From DVD distributor trigon-film:
Wu Hongyan, woman executioner in her thirties, works at the court in the province of Shaanxi in China, where she executes women condemned to death only. In spite of her macabre job, Wu Hongyan travels every weekend to a town nearby to join parties organized by a marriage bureau. The result of her dating is mediocre, until she meets the mysterious Li Jun. But she is thousands of miles away of imagining that Li Jun’s wife is the last of the women she executed. Electrifying!
Review by Neil Young of Jigsaw Lounge:
First of the four film-makers, taken in alphabetical order, is Diao Yin’an, born in Xi’an, Shaanxi province, China, in 1969. A director, screenwriter and sometime actor, Diao graduated from the Central Academy of Drama in 1991 and has made two films so far, both of them premiering at the prestigious Un Certain Regard section of Cannes. The first, Uniform (Zhifu, 2003), was only a moderately promising debut, but his latest release Night Train (Ye che) confirms him as one of the more talented in a particularly large crop of young and young-ish Chinese directors – alongside Li Yang (Blind Mountain), Ying Liang (The Other Half) and Peng (Little Moth).
The majority of these film-makers operate “underground”, i.e. they choosing not to run their work past the state’s censorship bodies. The chief consequence of this is that their movies can’t be shown within China itself, but instead obtain exhibition – and, in many instances, considerable acclaim – on the global film-festival circuit.
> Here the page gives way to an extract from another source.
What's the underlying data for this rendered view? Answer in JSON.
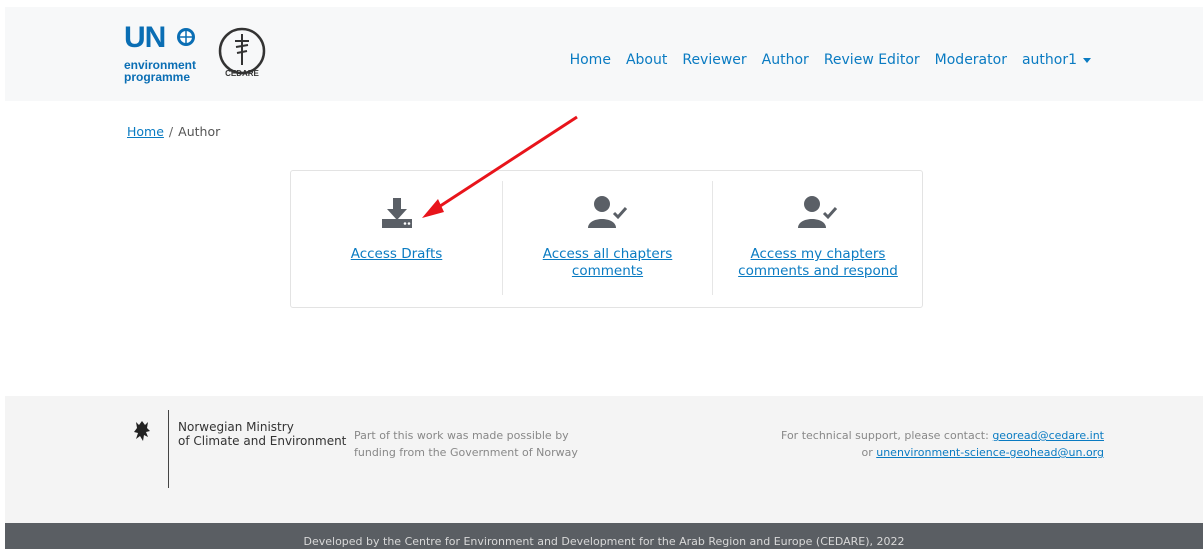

Night Train was made with financial help from France and the USA, and while its budget can’t have been more than modest, the results (shot by cinematographer Jingsong Dong, whose sole previous credit is Uniform) look at least as impressive as many expensive productions from Hollywood or European studios. Not that the visuals could ever be described as picturesque or pretty: the action is set in particularly grim and grimy corners of western, heavily-industrial China.
This is the suitably dour backdrop for the unsentimental tale of Wu (Dan Liu), a woman in her early thirties who works as a court bailiff. Her duties occasionally encompass executions – the Chinese government remains one of the last holdouts of, and most enthusiastic supporters of, capital punishment. Among her ‘victims’ is a young woman whose bereaved boyfriend, stunned by grief, tracks Wu down – setting up what becomes a most unusual, ambiguous and enthralling kind of ‘relationship.’
According to Diao, “I’ve been having this recurrent dream, in which I’m sentenced to death for no particular reason. I admit that I fear death… and wish I had a brave heart. There came the idea for this film.” He plunges us straight into the chilly world of his lovelorn protagonist, somehow maintaining a mood that’s relentlessly sombre and even icy without ever becoming either gloomy or morbid as the story builds to a climax of truly startling intensity. Blessed with rather more plot than many of the current ‘artistic’ Chinese underground features, Night Train has an outside shot at UK distribution – catch it when, and if, you can.